Task instructions: Every record needs to be repeated exactly; its pictures do not.

Data shown:

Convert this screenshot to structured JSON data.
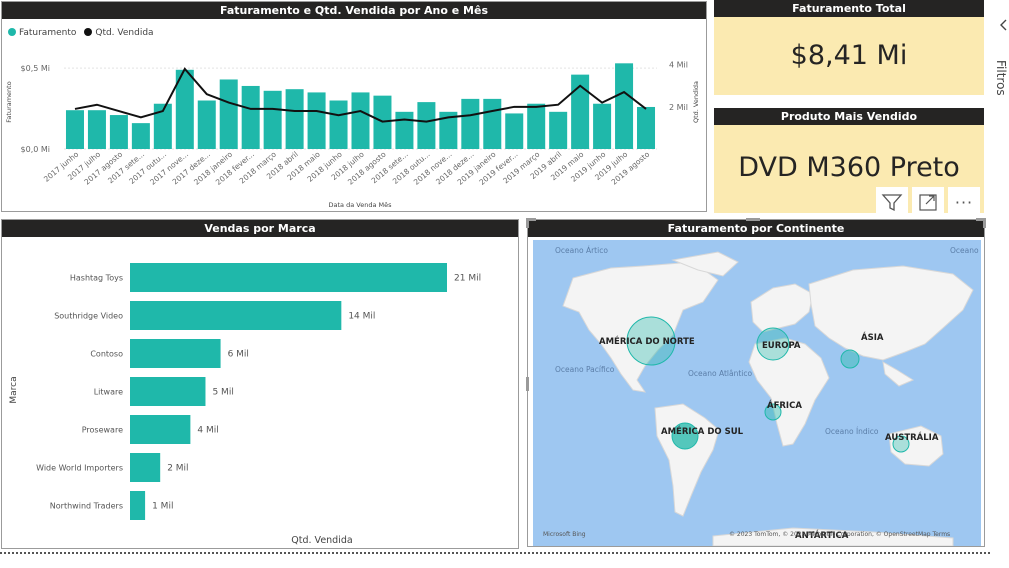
{
  "colors": {
    "teal": "#1fb8aa",
    "header": "#252423",
    "card_bg": "#fbeab1",
    "map_water": "#9ec7f1",
    "map_land": "#f4f4f4"
  },
  "combo": {
    "title": "Faturamento e Qtd. Vendida por Ano e Mês",
    "legend": {
      "faturamento": "Faturamento",
      "qtd": "Qtd. Vendida"
    },
    "xlabel": "Data da Venda Mês",
    "ylabel_left": "Faturamento",
    "ylabel_right": "Qtd. Vendida"
  },
  "card1": {
    "title": "Faturamento Total",
    "value": "$8,41 Mi"
  },
  "card2": {
    "title": "Produto Mais Vendido",
    "value": "DVD M360 Preto"
  },
  "toolbar": {
    "filter_icon": "filter-icon",
    "focus_icon": "focus-mode-icon",
    "more_icon": "more-options-icon",
    "more_label": "···"
  },
  "bars": {
    "title": "Vendas por Marca",
    "ylabel": "Marca",
    "xlabel": "Qtd. Vendida"
  },
  "map": {
    "title": "Faturamento por Continente",
    "oceans": [
      "Oceano Ártico",
      "Oceano Pacífico",
      "Oceano Atlântico",
      "Oceano Índico",
      "Oceano Ártico"
    ],
    "continents": [
      "AMÉRICA DO NORTE",
      "EUROPA",
      "ÁSIA",
      "ÁFRICA",
      "AMÉRICA DO SUL",
      "AUSTRÁLIA",
      "ANTÁRTICA"
    ],
    "attribution_left": "Microsoft Bing",
    "attribution_right": "© 2023 TomTom, © 2023 Microsoft Corporation, © OpenStreetMap  Terms"
  },
  "rightpane": {
    "text": "Filtros"
  },
  "chart_data": [
    {
      "type": "bar",
      "title": "Faturamento e Qtd. Vendida por Ano e Mês",
      "xlabel": "Data da Venda Mês",
      "ylabel": "Faturamento",
      "y2label": "Qtd. Vendida",
      "categories": [
        "2017 junho",
        "2017 julho",
        "2017 agosto",
        "2017 sete...",
        "2017 outu...",
        "2017 nove...",
        "2017 deze...",
        "2018 janeiro",
        "2018 fever...",
        "2018 março",
        "2018 abril",
        "2018 maio",
        "2018 junho",
        "2018 julho",
        "2018 agosto",
        "2018 sete...",
        "2018 outu...",
        "2018 nove...",
        "2018 deze...",
        "2019 janeiro",
        "2019 fever...",
        "2019 março",
        "2019 abril",
        "2019 maio",
        "2019 junho",
        "2019 julho",
        "2019 agosto"
      ],
      "y_ticks": [
        "$0,0 Mi",
        "$0,5 Mi"
      ],
      "y2_ticks": [
        "2 Mil",
        "4 Mil"
      ],
      "ylim": [
        0,
        0.6
      ],
      "y2lim": [
        0,
        4.6
      ],
      "series": [
        {
          "name": "Faturamento",
          "type": "bar",
          "values": [
            0.24,
            0.24,
            0.21,
            0.16,
            0.28,
            0.49,
            0.3,
            0.43,
            0.39,
            0.36,
            0.37,
            0.35,
            0.3,
            0.35,
            0.33,
            0.23,
            0.29,
            0.23,
            0.31,
            0.31,
            0.22,
            0.28,
            0.23,
            0.46,
            0.28,
            0.53,
            0.26
          ]
        },
        {
          "name": "Qtd. Vendida",
          "type": "line",
          "values": [
            1.9,
            2.1,
            1.8,
            1.5,
            1.8,
            3.8,
            2.6,
            2.2,
            1.9,
            1.9,
            1.8,
            1.8,
            1.6,
            1.8,
            1.3,
            1.4,
            1.3,
            1.5,
            1.6,
            1.8,
            2.0,
            2.0,
            2.1,
            3.0,
            2.2,
            2.7,
            1.9
          ]
        }
      ]
    },
    {
      "type": "bar",
      "orientation": "horizontal",
      "title": "Vendas por Marca",
      "xlabel": "Qtd. Vendida",
      "ylabel": "Marca",
      "categories": [
        "Hashtag Toys",
        "Southridge Video",
        "Contoso",
        "Litware",
        "Proseware",
        "Wide World Importers",
        "Northwind Traders"
      ],
      "values": [
        21,
        14,
        6,
        5,
        4,
        2,
        1
      ],
      "data_labels": [
        "21 Mil",
        "14 Mil",
        "6 Mil",
        "5 Mil",
        "4 Mil",
        "2 Mil",
        "1 Mil"
      ]
    }
  ]
}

Task result:
Convert this screenshot to structured JSON data.
{
  "colors": {
    "teal": "#1fb8aa",
    "header": "#252423",
    "card_bg": "#fbeab1",
    "map_water": "#9ec7f1",
    "map_land": "#f4f4f4"
  },
  "combo": {
    "title": "Faturamento e Qtd. Vendida por Ano e Mês",
    "legend": {
      "faturamento": "Faturamento",
      "qtd": "Qtd. Vendida"
    },
    "xlabel": "Data da Venda Mês",
    "ylabel_left": "Faturamento",
    "ylabel_right": "Qtd. Vendida"
  },
  "card1": {
    "title": "Faturamento Total",
    "value": "$8,41 Mi"
  },
  "card2": {
    "title": "Produto Mais Vendido",
    "value": "DVD M360 Preto"
  },
  "toolbar": {
    "filter_icon": "filter-icon",
    "focus_icon": "focus-mode-icon",
    "more_icon": "more-options-icon",
    "more_label": "···"
  },
  "bars": {
    "title": "Vendas por Marca",
    "ylabel": "Marca",
    "xlabel": "Qtd. Vendida"
  },
  "map": {
    "title": "Faturamento por Continente",
    "oceans": [
      "Oceano Ártico",
      "Oceano Pacífico",
      "Oceano Atlântico",
      "Oceano Índico",
      "Oceano Ártico"
    ],
    "continents": [
      "AMÉRICA DO NORTE",
      "EUROPA",
      "ÁSIA",
      "ÁFRICA",
      "AMÉRICA DO SUL",
      "AUSTRÁLIA",
      "ANTÁRTICA"
    ],
    "attribution_left": "Microsoft Bing",
    "attribution_right": "© 2023 TomTom, © 2023 Microsoft Corporation, © OpenStreetMap  Terms"
  },
  "rightpane": {
    "text": "Filtros"
  },
  "chart_data": [
    {
      "type": "bar",
      "title": "Faturamento e Qtd. Vendida por Ano e Mês",
      "xlabel": "Data da Venda Mês",
      "ylabel": "Faturamento",
      "y2label": "Qtd. Vendida",
      "categories": [
        "2017 junho",
        "2017 julho",
        "2017 agosto",
        "2017 sete...",
        "2017 outu...",
        "2017 nove...",
        "2017 deze...",
        "2018 janeiro",
        "2018 fever...",
        "2018 março",
        "2018 abril",
        "2018 maio",
        "2018 junho",
        "2018 julho",
        "2018 agosto",
        "2018 sete...",
        "2018 outu...",
        "2018 nove...",
        "2018 deze...",
        "2019 janeiro",
        "2019 fever...",
        "2019 março",
        "2019 abril",
        "2019 maio",
        "2019 junho",
        "2019 julho",
        "2019 agosto"
      ],
      "y_ticks": [
        "$0,0 Mi",
        "$0,5 Mi"
      ],
      "y2_ticks": [
        "2 Mil",
        "4 Mil"
      ],
      "ylim": [
        0,
        0.6
      ],
      "y2lim": [
        0,
        4.6
      ],
      "series": [
        {
          "name": "Faturamento",
          "type": "bar",
          "values": [
            0.24,
            0.24,
            0.21,
            0.16,
            0.28,
            0.49,
            0.3,
            0.43,
            0.39,
            0.36,
            0.37,
            0.35,
            0.3,
            0.35,
            0.33,
            0.23,
            0.29,
            0.23,
            0.31,
            0.31,
            0.22,
            0.28,
            0.23,
            0.46,
            0.28,
            0.53,
            0.26
          ]
        },
        {
          "name": "Qtd. Vendida",
          "type": "line",
          "values": [
            1.9,
            2.1,
            1.8,
            1.5,
            1.8,
            3.8,
            2.6,
            2.2,
            1.9,
            1.9,
            1.8,
            1.8,
            1.6,
            1.8,
            1.3,
            1.4,
            1.3,
            1.5,
            1.6,
            1.8,
            2.0,
            2.0,
            2.1,
            3.0,
            2.2,
            2.7,
            1.9
          ]
        }
      ]
    },
    {
      "type": "bar",
      "orientation": "horizontal",
      "title": "Vendas por Marca",
      "xlabel": "Qtd. Vendida",
      "ylabel": "Marca",
      "categories": [
        "Hashtag Toys",
        "Southridge Video",
        "Contoso",
        "Litware",
        "Proseware",
        "Wide World Importers",
        "Northwind Traders"
      ],
      "values": [
        21,
        14,
        6,
        5,
        4,
        2,
        1
      ],
      "data_labels": [
        "21 Mil",
        "14 Mil",
        "6 Mil",
        "5 Mil",
        "4 Mil",
        "2 Mil",
        "1 Mil"
      ]
    }
  ]
}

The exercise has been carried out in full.